The list of 14 Senators also included several pro-amnesty Senators — Collins, Flake, and Murkowski — plus a series of business-leaning Senators, including Sens. Ben Sasse, John Thune, John Barrasso and Mike Enzi from Wyoming, Mike Lee from Utah, Jerry Moran from Kansas, Steve Daines from Montana, and John Kennedy from Lousiana.
Four GOP Senators — Flake, Gardner, Graham, Murkowski — also voted yes for another amnesty bill drafted by Democratic Sen. Chris Coons and GOP Sen. John McCain. That bill was defeated 47 to 52. Sen. Joe Manchin, a red-state Democrat who faces the voters in November, vote against the Coons-McCain giveaway.
Several of the Schumer-allied, pro-amnesty GOP Senators covered their pro-amnesty votes by also voting for the Grassley measure once it was clear that it would fail. They included Alexander, Gardner, Graham, Isakson, and Rounds.
Nearly all Democratic Senators voted against a proposal by GOP Sen. Toomey to financially penalize sanctuary cities. The amendment got 54 votes, which kept it six votes below the 60-vote threshold. Forty-seven Democrats voted against sanctuary-city penalties.

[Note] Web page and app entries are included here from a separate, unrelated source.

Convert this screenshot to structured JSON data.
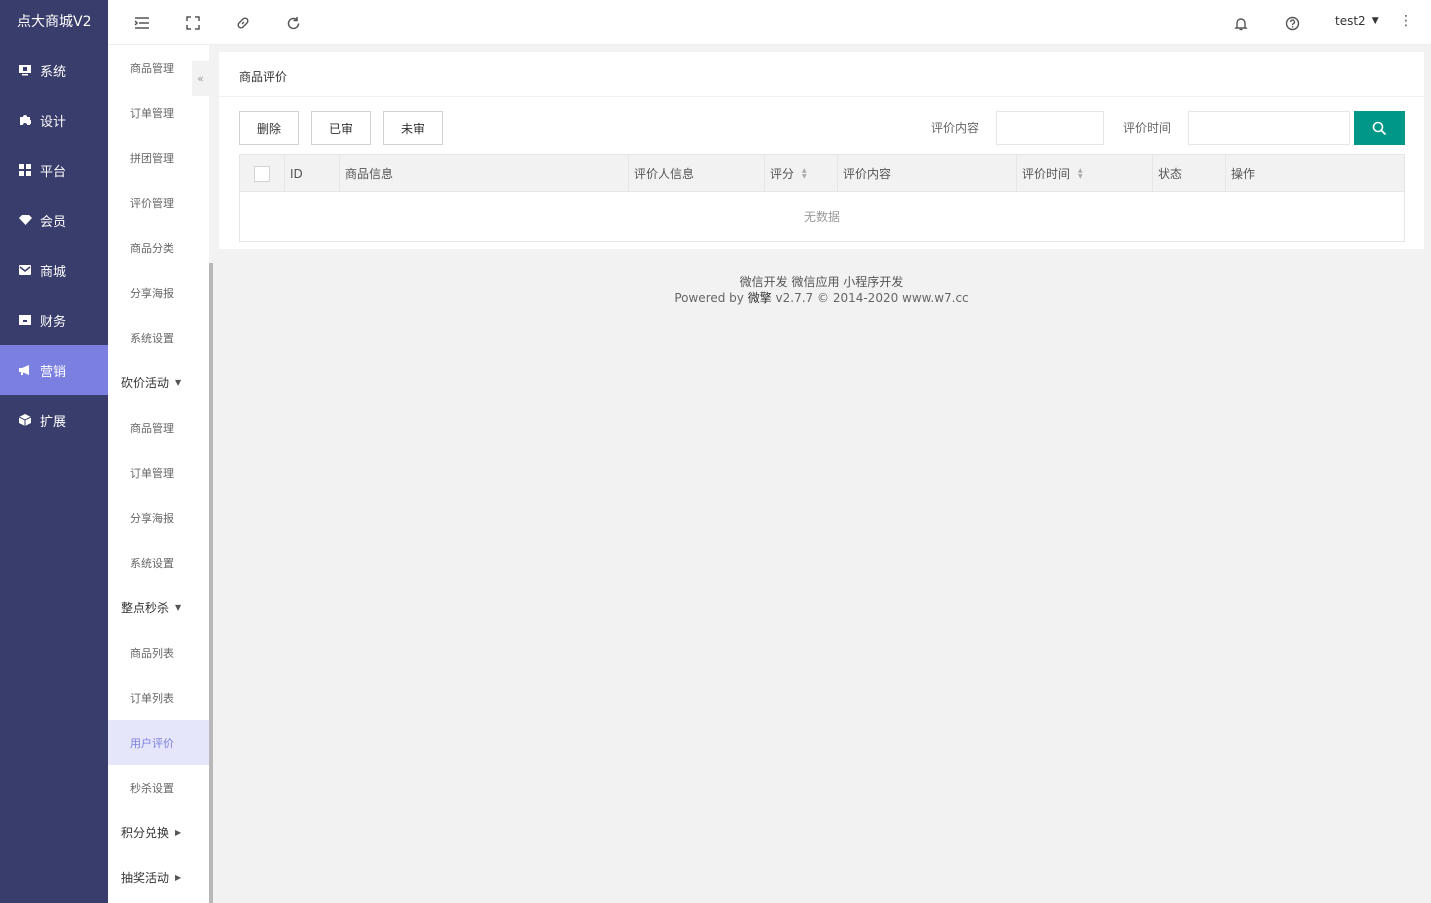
{
  "app": {
    "title": "点大商城V2"
  },
  "sidebar": {
    "items": [
      {
        "label": "系统",
        "icon": "monitor-icon"
      },
      {
        "label": "设计",
        "icon": "puzzle-icon"
      },
      {
        "label": "平台",
        "icon": "grid-icon"
      },
      {
        "label": "会员",
        "icon": "diamond-icon"
      },
      {
        "label": "商城",
        "icon": "mail-icon"
      },
      {
        "label": "财务",
        "icon": "wallet-icon"
      },
      {
        "label": "营销",
        "icon": "megaphone-icon",
        "active": true
      },
      {
        "label": "扩展",
        "icon": "cube-icon"
      }
    ]
  },
  "submenu": {
    "g0": [
      "商品管理",
      "订单管理",
      "拼团管理",
      "评价管理",
      "商品分类",
      "分享海报",
      "系统设置"
    ],
    "group1": "砍价活动",
    "g1": [
      "商品管理",
      "订单管理",
      "分享海报",
      "系统设置"
    ],
    "group2": "整点秒杀",
    "g2": [
      "商品列表",
      "订单列表",
      "用户评价",
      "秒杀设置"
    ],
    "group3": "积分兑换",
    "group4": "抽奖活动"
  },
  "topbar": {
    "user": "test2"
  },
  "page": {
    "title": "商品评价",
    "buttons": {
      "delete": "删除",
      "approved": "已审",
      "unapproved": "未审"
    },
    "filters": {
      "content_label": "评价内容",
      "time_label": "评价时间",
      "content_value": "",
      "time_value": ""
    },
    "accent_color": "#009688"
  },
  "table": {
    "headers": {
      "id": "ID",
      "product": "商品信息",
      "reviewer": "评价人信息",
      "score": "评分",
      "content": "评价内容",
      "time": "评价时间",
      "status": "状态",
      "action": "操作"
    },
    "empty_text": "无数据"
  },
  "footer": {
    "line1": "微信开发 微信应用 小程序开发",
    "powered": "Powered by ",
    "brand": "微擎",
    "version": " v2.7.7 © 2014-2020 www.w7.cc"
  }
}
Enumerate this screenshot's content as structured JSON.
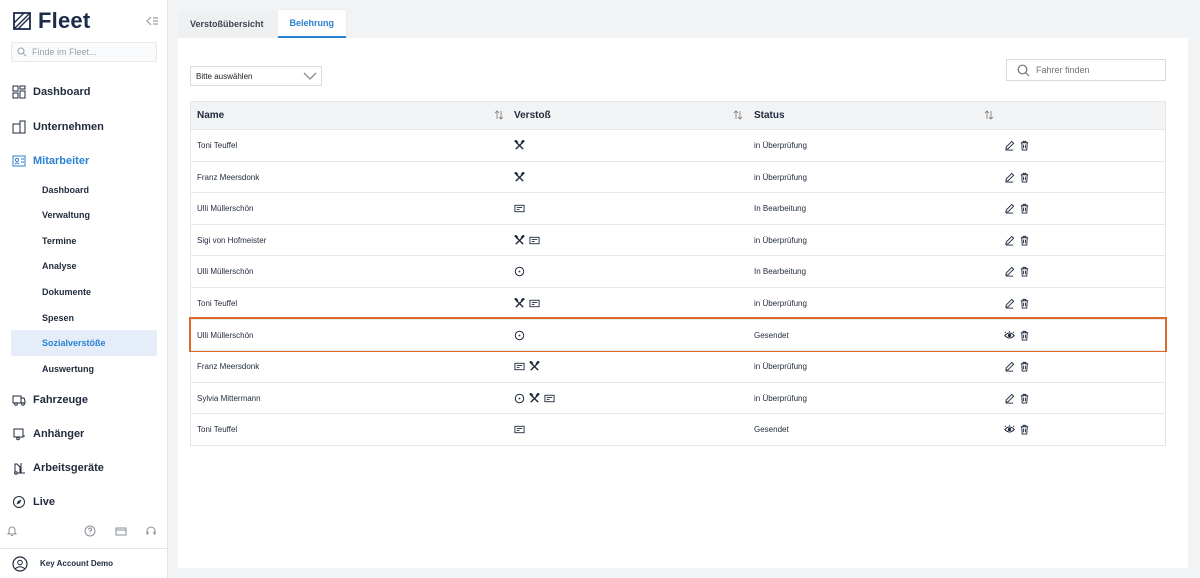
{
  "app": {
    "name": "Fleet"
  },
  "sidebar": {
    "search_placeholder": "Finde im Fleet...",
    "nav": [
      {
        "label": "Dashboard"
      },
      {
        "label": "Unternehmen"
      },
      {
        "label": "Mitarbeiter"
      },
      {
        "label": "Fahrzeuge"
      },
      {
        "label": "Anhänger"
      },
      {
        "label": "Arbeitsgeräte"
      },
      {
        "label": "Live"
      }
    ],
    "sub": [
      "Dashboard",
      "Verwaltung",
      "Termine",
      "Analyse",
      "Dokumente",
      "Spesen",
      "Sozialverstöße",
      "Auswertung"
    ],
    "user": "Key Account Demo"
  },
  "tabs": [
    "Verstoßübersicht",
    "Belehrung"
  ],
  "filter": {
    "select_value": "Bitte auswählen",
    "search_placeholder": "Fahrer finden"
  },
  "table": {
    "columns": [
      "Name",
      "Verstoß",
      "Status"
    ],
    "rows": [
      {
        "name": "Toni Teuffel",
        "violations": [
          "hammer-icon"
        ],
        "status": "in Überprüfung",
        "actions": [
          "edit-icon",
          "trash-icon"
        ]
      },
      {
        "name": "Franz Meersdonk",
        "violations": [
          "hammer-icon"
        ],
        "status": "in Überprüfung",
        "actions": [
          "edit-icon",
          "trash-icon"
        ]
      },
      {
        "name": "Ulli Müllerschön",
        "violations": [
          "card-icon"
        ],
        "status": "In Bearbeitung",
        "actions": [
          "edit-icon",
          "trash-icon"
        ]
      },
      {
        "name": "Sigi von Hofmeister",
        "violations": [
          "hammer-icon",
          "card-icon"
        ],
        "status": "in Überprüfung",
        "actions": [
          "edit-icon",
          "trash-icon"
        ]
      },
      {
        "name": "Ulli Müllerschön",
        "violations": [
          "clock-icon"
        ],
        "status": "In Bearbeitung",
        "actions": [
          "edit-icon",
          "trash-icon"
        ]
      },
      {
        "name": "Toni Teuffel",
        "violations": [
          "hammer-icon",
          "card-icon"
        ],
        "status": "in Überprüfung",
        "actions": [
          "edit-icon",
          "trash-icon"
        ]
      },
      {
        "name": "Ulli Müllerschön",
        "violations": [
          "clock-icon"
        ],
        "status": "Gesendet",
        "actions": [
          "eye-icon",
          "trash-icon"
        ]
      },
      {
        "name": "Franz Meersdonk",
        "violations": [
          "card-icon",
          "hammer-icon"
        ],
        "status": "in Überprüfung",
        "actions": [
          "edit-icon",
          "trash-icon"
        ]
      },
      {
        "name": "Sylvia Mittermann",
        "violations": [
          "clock-icon",
          "hammer-icon",
          "card-icon"
        ],
        "status": "in Überprüfung",
        "actions": [
          "edit-icon",
          "trash-icon"
        ]
      },
      {
        "name": "Toni Teuffel",
        "violations": [
          "card-icon"
        ],
        "status": "Gesendet",
        "actions": [
          "eye-icon",
          "trash-icon"
        ]
      }
    ]
  },
  "colors": {
    "accent": "#2a82d2",
    "highlight": "#e06a2a"
  }
}
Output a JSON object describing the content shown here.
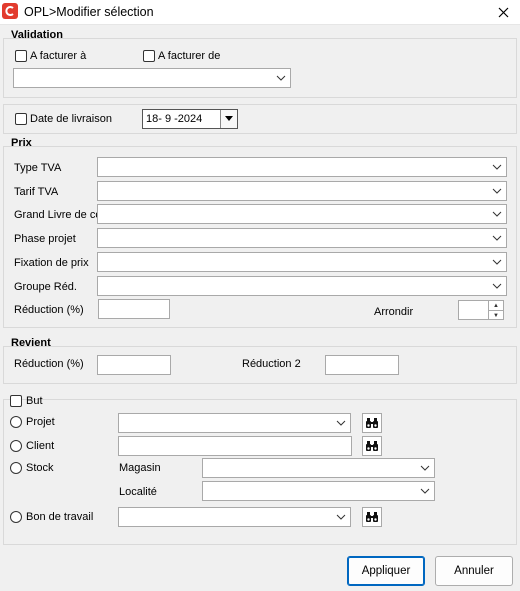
{
  "window": {
    "title": "OPL>Modifier sélection"
  },
  "validation": {
    "title": "Validation",
    "a_facturer_a": "A facturer à",
    "a_facturer_de": "A facturer de",
    "combo_value": ""
  },
  "livraison": {
    "label": "Date de livraison",
    "date_value": "18- 9 -2024"
  },
  "prix": {
    "title": "Prix",
    "rows": [
      {
        "label": "Type TVA",
        "value": ""
      },
      {
        "label": "Tarif TVA",
        "value": ""
      },
      {
        "label": "Grand Livre de co",
        "value": ""
      },
      {
        "label": "Phase projet",
        "value": ""
      },
      {
        "label": "Fixation de prix",
        "value": ""
      },
      {
        "label": "Groupe Réd.",
        "value": ""
      }
    ],
    "reduction_label": "Réduction (%)",
    "reduction_value": "",
    "arrondir_label": "Arrondir",
    "arrondir_value": ""
  },
  "revient": {
    "title": "Revient",
    "reduction_label": "Réduction (%)",
    "reduction_value": "",
    "reduction2_label": "Réduction 2",
    "reduction2_value": ""
  },
  "but": {
    "label": "But",
    "projet": "Projet",
    "client": "Client",
    "stock": "Stock",
    "magasin": "Magasin",
    "localite": "Localité",
    "bon_de_travail": "Bon de travail"
  },
  "buttons": {
    "apply": "Appliquer",
    "cancel": "Annuler"
  },
  "icons": {
    "app": "app-logo-icon",
    "close": "close-icon",
    "search": "binoculars-icon",
    "dropdown": "chevron-down-icon"
  }
}
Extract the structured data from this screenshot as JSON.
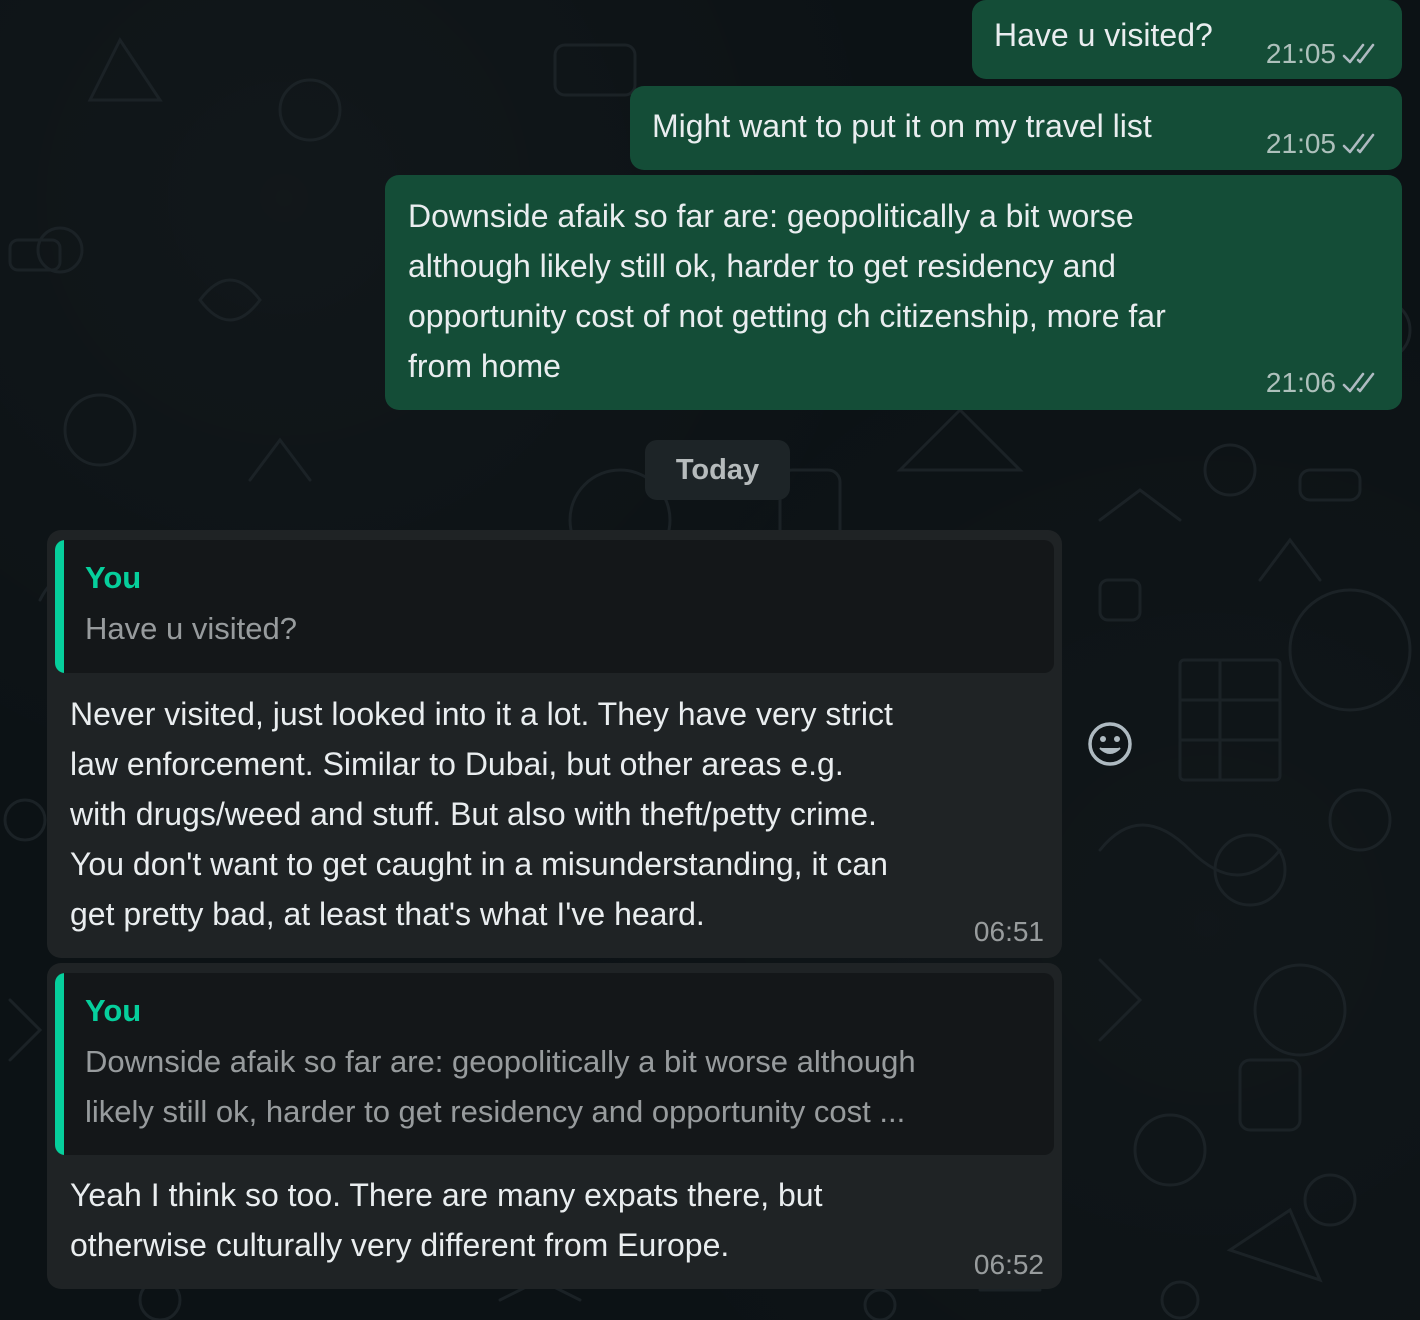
{
  "outgoing": [
    {
      "text": "Have u visited?",
      "time": "21:05"
    },
    {
      "text": "Might want to put it on my travel list",
      "time": "21:05"
    },
    {
      "text": "Downside afaik so far are: geopolitically a bit worse\nalthough likely still ok, harder to get residency and\nopportunity cost of not getting ch citizenship, more far\nfrom home",
      "time": "21:06"
    }
  ],
  "day_separator": "Today",
  "incoming": [
    {
      "quote_author": "You",
      "quote_text": "Have u visited?",
      "text": "Never visited, just looked into it a lot. They have very strict\nlaw enforcement. Similar to Dubai, but other areas e.g.\nwith drugs/weed and stuff. But also with theft/petty crime.\nYou don't want to get caught in a misunderstanding, it can\nget pretty bad, at least that's what I've heard.",
      "time": "06:51"
    },
    {
      "quote_author": "You",
      "quote_text": "Downside afaik so far are: geopolitically a bit worse although\nlikely still ok, harder to get residency and opportunity cost ...",
      "text": "Yeah I think so too. There are many expats there, but\notherwise culturally very different from Europe.",
      "time": "06:52"
    }
  ],
  "icons": {
    "read_receipt": "double-check-icon",
    "reaction": "smiley-icon"
  },
  "colors": {
    "outgoing_bubble": "#144d37",
    "incoming_bubble": "#1f2325",
    "quote_accent": "#06cf9c",
    "background": "#0c1215"
  }
}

Even without the new laws from Congress, Trump can continue to enforce immigration laws, punish employers for hiring illegals and update visa and security rules to exclude dangerous migrants.
Many polls show that Trump’s 2016 immigration policies are very popular in the polling booth. His proposed amnesty for 1.8 million illegals gets high scores in business-funded polls but is unlikely to shift any votes into the GOP column in November.
Immigration polls which ask people to pick a priority, or to decide which options are fair, show that voters in the polling booth put a high priority on helping their families and fellow nationals get decent jobs in a high-tech, high-immigration, low-wage economy. Those results are very different from the “Nation of Immigrants” polls which are funded by CEOs and progressives, and which pressure Americans to say they welcome migrants.
Four million Americans turn 18 each year and begin looking for good jobs in the free market.
But the federal government inflates the supply of new labor by annually accepting roughly 1.1 million new legal immigrants, by providing work-permits to roughly 3 million resident foreigners, and by doing little to block the employment of roughly 8 million illegal immigrants.
The Washington-imposed economic policy of economic growth via mass-immigration floods the market with foreign labor, spikes profits and Wall Street values by cutting salaries for manual and skilled labor offered by blue-collar and white-collar employees. It also drives up real estate prices, widens wealth-gaps, reduces high-tech investment, increases state and local tax burdens, hurts kids’ schools and college education, pushes Americans away from high-tech careers, and sidelines at least 5 million marginalized Americans and their families, including many who are now struggling with opioid addictions.